Last you heard, I was driving into Norseman, heading towards my new home and next job for the next few months.
My driver was the very friendly Joe. He was the hospital gardener/maintenance man/plumber/security guard/ambulance driver/ and taxi driver for any new nurses arriving to work. As I would later discover, having a multi-tasking job role is considered to the norm in such a small rural town. But what amazed me about Joe’s many capabilities was the fact that Joe is aged in his 70s!
We arrived in Norseman later that afternoon out in the middle of nowhere. Surrounded by miles and miles of red sandy bush, lakes so dry that they had no water in them – only salt, and some rather dusty looking mines, Norseman is a tiny community of maybe 800 people.
I quickly settled into my new accommodation. A shared house right next to the hospital which I pay minimal costs to stay in during my contract. The other flatmates are also nurses at the hospital and seem to be really lovely nice guys. One is kiwi and from Auckland, while the other guy is older, Dutch, and has worked kinda everywhere.
Then I had my first shift. And it wasn’t as scary as I thought it would be. The hospital staff are all so friendly and helpful. As a basic description of my job, I am essentially the only Registered Nurse on, working along with an aide. The aide is also the cook and cleaner. Depending on the day of the week, there will be a receptionist and the charge nurse working too. The hospital is tiny and has a grand total of 8 beds. Four of those beds are permanently occupied by elderly rest home residents, and the other four beds are for any acute inpatients. The inpatients can be any kind of patient ranging from medical to oncology to maternity to a detoxing alcoholic…. etc etc. Then on top of that is a tiny wee 2 bed emergency department. Anyone that presents to the A and E, I also triage, assess and treat. And ‘assess’ doesn’t mean the basic ABC nursing assessment I used to do back home. It means a proper thorough doctor-level assessment. And then if you think you need to, you can give the on-call doctor a wee call. The doctor is often not in town and a couple of hours drive away so you do a consult over the phone, and get further verbal orders for treatment. You also decide over the phone whether the patient can be discharged home or needs to be flown out to a bigger hospital. And then arrange for that to happen.

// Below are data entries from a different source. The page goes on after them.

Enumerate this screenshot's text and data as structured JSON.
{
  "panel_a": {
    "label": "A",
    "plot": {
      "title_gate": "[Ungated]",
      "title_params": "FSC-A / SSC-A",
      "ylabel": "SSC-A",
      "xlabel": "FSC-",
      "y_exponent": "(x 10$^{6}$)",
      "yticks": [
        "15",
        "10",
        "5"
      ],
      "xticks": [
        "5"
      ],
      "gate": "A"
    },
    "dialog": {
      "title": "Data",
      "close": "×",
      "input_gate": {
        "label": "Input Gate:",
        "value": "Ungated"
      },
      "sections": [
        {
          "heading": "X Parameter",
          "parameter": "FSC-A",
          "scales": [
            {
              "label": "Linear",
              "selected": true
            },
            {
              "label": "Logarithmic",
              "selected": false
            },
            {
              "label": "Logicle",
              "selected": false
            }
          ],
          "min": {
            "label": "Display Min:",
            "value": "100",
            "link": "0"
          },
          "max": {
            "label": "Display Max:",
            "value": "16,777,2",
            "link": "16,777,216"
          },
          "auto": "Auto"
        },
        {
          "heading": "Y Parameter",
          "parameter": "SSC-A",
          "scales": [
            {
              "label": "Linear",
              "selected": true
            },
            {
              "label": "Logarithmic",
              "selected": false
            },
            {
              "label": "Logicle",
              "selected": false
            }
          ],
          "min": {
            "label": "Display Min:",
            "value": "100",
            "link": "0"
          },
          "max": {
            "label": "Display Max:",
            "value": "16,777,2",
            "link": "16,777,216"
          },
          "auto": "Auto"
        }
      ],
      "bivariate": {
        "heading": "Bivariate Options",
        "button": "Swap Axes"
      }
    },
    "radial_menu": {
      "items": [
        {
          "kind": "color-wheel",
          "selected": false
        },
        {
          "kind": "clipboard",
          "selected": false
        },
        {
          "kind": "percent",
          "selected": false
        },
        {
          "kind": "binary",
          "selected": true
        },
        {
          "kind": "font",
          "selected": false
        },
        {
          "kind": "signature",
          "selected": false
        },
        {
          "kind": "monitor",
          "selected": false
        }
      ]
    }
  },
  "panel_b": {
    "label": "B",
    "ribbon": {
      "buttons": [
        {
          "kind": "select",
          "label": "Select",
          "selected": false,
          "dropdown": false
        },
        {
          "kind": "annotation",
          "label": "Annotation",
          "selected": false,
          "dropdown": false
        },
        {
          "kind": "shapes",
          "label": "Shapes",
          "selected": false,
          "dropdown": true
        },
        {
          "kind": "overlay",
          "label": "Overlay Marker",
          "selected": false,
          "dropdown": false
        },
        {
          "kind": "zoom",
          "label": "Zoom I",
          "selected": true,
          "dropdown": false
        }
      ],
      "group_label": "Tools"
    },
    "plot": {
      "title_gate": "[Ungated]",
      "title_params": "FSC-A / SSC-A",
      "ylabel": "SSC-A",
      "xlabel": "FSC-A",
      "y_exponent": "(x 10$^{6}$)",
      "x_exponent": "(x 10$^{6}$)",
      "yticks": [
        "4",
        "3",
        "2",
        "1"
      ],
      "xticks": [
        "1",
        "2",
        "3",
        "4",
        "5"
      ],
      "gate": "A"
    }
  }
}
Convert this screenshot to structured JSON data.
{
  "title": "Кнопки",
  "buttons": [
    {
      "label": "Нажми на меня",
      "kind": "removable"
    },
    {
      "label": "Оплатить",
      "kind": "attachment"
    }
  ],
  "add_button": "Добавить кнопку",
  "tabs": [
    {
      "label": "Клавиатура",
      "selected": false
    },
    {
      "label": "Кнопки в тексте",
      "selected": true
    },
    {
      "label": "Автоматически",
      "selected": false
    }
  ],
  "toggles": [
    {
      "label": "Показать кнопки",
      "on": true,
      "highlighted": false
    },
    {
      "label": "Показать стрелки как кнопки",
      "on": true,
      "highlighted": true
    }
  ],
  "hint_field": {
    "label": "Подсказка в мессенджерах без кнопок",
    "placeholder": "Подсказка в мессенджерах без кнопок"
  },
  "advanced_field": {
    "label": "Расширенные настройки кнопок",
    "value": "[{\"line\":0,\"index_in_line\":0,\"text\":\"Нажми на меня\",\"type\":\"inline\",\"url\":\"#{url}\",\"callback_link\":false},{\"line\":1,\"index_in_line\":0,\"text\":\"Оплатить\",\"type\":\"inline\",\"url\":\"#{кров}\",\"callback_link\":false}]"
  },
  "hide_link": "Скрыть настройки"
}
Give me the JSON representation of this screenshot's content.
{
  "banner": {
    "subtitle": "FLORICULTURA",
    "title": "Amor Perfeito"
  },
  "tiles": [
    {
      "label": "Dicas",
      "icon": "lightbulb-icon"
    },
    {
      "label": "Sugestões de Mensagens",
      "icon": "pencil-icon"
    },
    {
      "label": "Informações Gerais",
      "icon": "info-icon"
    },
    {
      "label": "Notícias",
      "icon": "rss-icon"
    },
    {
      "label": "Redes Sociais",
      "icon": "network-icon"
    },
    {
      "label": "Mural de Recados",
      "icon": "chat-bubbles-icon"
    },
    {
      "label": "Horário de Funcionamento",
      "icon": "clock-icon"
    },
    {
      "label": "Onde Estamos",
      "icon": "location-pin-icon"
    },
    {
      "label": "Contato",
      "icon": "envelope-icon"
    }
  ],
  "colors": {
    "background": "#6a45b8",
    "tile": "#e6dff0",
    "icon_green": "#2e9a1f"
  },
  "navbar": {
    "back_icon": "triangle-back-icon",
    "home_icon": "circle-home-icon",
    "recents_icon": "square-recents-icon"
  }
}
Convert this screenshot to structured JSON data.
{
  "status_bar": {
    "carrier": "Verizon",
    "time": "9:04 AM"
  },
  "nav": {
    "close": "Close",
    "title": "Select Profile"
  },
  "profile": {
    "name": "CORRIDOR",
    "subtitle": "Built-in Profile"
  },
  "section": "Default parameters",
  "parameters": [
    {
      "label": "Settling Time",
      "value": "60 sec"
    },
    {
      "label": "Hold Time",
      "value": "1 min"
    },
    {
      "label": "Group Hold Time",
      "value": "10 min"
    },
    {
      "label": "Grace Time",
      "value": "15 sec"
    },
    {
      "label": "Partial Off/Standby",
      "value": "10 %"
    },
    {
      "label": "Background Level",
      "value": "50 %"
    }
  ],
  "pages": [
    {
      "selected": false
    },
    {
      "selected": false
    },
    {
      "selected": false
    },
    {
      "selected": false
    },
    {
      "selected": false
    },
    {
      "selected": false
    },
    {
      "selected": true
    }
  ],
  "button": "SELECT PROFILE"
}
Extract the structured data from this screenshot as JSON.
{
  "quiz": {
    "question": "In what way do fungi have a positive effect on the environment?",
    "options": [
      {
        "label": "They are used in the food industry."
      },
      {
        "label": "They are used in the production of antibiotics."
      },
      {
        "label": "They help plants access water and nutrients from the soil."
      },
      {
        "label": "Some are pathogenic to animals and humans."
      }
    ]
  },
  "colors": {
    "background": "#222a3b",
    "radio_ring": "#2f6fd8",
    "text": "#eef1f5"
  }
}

It can be a very busy job some days. And other days it is very quiet. It all depends on what walks through the ED door.
But I am loving it! What an amazing experience rural nursing is. In the 6 shifts I’ve worked so far my assessment skills and critical thinking has exploded to new levels. My confidence in myself and my abilities has grown by leaps and bounds. And this is only the beginning..